Records drawn from a dataset
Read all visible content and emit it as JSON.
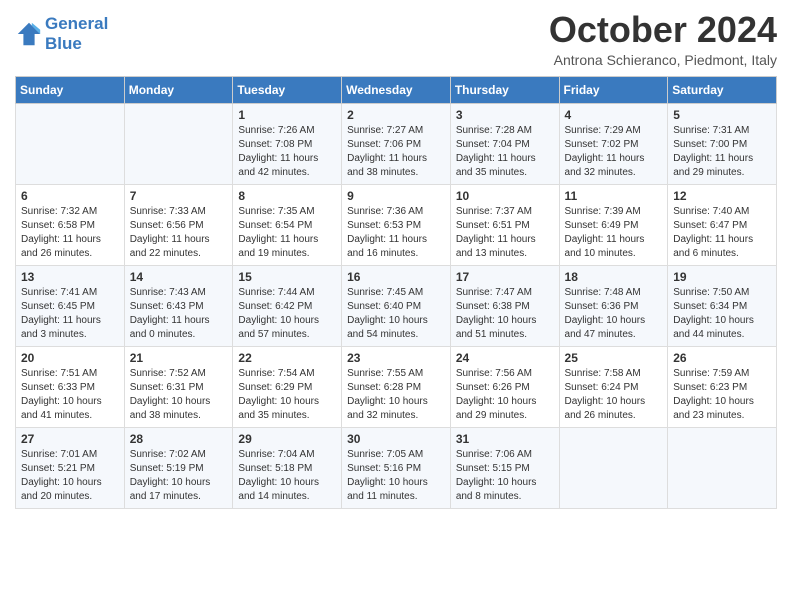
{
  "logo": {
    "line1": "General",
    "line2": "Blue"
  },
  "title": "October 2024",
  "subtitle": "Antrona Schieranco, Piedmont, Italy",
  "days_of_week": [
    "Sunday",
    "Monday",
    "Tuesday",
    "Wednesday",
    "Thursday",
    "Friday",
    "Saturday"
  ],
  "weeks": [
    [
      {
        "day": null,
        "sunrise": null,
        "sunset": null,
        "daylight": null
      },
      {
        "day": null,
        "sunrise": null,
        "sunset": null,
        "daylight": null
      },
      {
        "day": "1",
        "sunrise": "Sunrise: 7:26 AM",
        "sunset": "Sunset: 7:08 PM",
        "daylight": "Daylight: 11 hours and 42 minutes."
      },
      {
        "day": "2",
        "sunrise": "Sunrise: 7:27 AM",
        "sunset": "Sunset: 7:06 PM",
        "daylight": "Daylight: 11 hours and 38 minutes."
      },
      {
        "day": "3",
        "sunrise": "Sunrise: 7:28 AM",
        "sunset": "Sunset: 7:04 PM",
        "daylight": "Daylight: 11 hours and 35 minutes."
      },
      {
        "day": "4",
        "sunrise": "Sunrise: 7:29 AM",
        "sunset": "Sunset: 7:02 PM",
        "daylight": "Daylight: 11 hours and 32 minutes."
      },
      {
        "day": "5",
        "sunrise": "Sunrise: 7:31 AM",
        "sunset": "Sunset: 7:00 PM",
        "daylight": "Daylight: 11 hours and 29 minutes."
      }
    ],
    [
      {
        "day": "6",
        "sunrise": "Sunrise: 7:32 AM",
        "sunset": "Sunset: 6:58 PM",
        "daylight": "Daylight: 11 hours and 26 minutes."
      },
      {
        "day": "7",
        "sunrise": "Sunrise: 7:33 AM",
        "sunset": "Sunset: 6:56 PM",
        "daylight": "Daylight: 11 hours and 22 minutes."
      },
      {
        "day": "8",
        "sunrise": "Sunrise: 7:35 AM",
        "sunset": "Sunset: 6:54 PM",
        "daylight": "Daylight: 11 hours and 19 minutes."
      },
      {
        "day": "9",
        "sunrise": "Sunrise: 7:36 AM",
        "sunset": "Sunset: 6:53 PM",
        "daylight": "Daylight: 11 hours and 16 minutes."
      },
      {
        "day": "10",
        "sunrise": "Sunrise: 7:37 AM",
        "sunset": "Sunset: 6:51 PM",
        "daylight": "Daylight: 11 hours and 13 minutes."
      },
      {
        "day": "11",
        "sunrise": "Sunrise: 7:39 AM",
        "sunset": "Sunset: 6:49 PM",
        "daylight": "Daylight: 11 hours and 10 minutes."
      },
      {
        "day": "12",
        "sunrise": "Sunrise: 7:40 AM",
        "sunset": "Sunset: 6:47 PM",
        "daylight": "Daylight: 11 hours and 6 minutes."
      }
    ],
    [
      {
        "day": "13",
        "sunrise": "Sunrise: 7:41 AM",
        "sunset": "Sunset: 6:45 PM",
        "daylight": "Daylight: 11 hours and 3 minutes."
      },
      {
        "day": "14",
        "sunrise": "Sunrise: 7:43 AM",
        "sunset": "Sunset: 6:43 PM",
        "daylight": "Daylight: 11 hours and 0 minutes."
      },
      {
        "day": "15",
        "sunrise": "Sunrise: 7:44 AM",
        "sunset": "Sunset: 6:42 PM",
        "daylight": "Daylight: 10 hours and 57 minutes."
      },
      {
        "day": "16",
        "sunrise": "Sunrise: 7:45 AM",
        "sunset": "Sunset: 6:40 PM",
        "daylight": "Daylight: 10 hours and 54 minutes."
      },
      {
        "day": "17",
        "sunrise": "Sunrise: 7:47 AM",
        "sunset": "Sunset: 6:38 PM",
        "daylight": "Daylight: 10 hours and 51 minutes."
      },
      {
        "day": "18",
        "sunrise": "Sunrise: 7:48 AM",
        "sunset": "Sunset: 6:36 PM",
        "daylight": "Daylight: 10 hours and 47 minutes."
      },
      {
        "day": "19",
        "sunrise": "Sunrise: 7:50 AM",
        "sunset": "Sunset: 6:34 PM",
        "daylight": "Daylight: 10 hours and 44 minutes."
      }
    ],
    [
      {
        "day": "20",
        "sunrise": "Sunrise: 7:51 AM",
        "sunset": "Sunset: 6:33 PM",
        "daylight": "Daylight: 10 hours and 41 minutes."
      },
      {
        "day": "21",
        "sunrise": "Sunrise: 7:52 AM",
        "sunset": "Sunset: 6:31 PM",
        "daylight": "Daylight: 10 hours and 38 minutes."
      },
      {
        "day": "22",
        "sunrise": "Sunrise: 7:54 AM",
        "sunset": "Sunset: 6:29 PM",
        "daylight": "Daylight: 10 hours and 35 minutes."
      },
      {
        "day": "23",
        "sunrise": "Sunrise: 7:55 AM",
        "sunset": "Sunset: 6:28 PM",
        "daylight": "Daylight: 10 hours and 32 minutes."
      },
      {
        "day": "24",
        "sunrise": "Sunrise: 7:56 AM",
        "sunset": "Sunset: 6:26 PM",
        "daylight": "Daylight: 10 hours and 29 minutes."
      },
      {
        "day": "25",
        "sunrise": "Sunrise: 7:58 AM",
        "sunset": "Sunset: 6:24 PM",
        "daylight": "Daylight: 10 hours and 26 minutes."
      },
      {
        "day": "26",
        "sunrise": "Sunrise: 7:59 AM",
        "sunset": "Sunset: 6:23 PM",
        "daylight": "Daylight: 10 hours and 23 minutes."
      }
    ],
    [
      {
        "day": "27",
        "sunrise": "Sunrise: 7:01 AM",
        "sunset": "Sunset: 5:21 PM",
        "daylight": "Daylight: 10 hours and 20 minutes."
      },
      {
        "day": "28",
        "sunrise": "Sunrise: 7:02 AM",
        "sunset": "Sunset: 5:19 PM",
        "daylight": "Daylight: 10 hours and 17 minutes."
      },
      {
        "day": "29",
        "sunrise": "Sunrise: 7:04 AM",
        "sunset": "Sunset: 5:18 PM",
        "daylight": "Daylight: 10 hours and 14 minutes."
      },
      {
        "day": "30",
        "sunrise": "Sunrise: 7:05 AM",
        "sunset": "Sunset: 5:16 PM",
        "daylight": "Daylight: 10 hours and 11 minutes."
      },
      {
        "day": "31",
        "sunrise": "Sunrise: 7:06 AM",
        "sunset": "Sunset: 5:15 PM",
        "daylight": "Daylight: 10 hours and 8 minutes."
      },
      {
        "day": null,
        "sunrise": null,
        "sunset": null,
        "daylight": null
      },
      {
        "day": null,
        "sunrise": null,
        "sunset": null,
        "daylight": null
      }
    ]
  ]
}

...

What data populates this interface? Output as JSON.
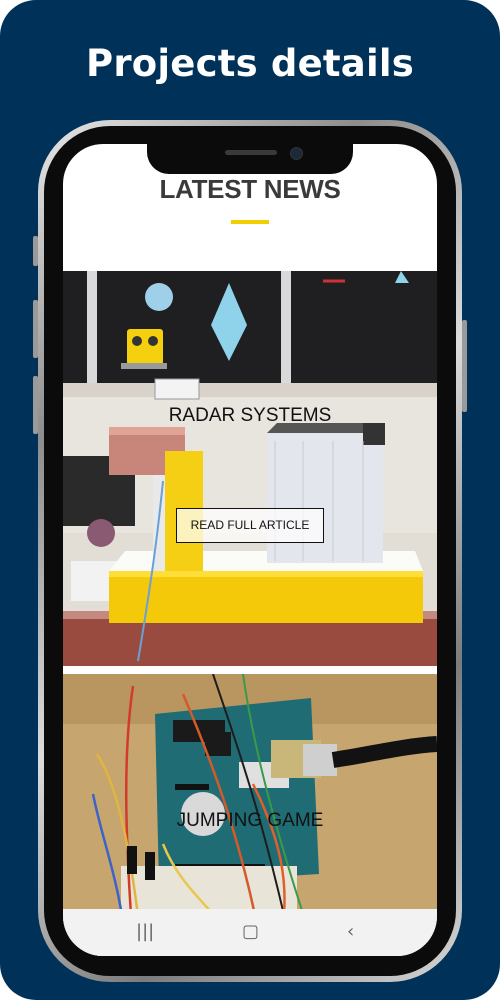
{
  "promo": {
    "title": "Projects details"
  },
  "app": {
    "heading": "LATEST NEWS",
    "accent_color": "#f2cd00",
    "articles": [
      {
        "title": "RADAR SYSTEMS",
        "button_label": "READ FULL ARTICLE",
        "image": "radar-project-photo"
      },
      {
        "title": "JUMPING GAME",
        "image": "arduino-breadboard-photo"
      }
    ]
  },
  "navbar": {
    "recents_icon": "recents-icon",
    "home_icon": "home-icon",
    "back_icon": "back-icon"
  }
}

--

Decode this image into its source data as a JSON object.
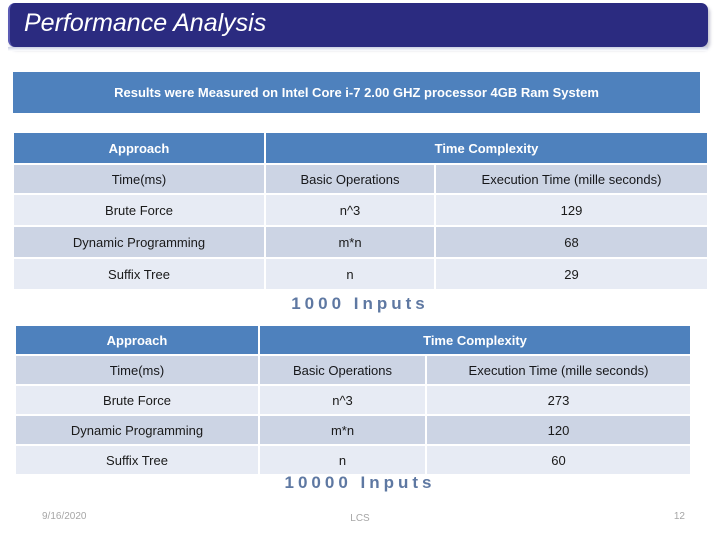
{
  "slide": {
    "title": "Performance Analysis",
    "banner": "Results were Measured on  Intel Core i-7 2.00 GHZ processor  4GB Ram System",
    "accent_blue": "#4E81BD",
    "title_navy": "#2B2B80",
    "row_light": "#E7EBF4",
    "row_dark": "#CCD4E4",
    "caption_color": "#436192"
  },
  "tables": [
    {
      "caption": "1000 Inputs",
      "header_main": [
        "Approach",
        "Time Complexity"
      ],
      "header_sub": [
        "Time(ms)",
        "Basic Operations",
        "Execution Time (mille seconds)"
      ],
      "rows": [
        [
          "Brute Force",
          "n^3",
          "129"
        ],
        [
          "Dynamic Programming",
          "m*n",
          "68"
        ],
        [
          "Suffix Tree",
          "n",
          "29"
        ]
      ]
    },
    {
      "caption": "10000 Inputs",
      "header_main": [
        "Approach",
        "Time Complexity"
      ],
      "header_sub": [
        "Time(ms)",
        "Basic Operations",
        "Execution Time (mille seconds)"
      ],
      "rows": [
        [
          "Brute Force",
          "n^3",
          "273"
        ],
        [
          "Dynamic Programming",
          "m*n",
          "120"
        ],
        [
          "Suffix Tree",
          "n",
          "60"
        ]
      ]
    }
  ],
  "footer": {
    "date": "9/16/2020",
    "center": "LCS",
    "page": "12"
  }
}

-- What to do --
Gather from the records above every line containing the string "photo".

-- Answer to this exercise --
        "image": "radar-project-photo"
        "image": "arduino-breadboard-photo"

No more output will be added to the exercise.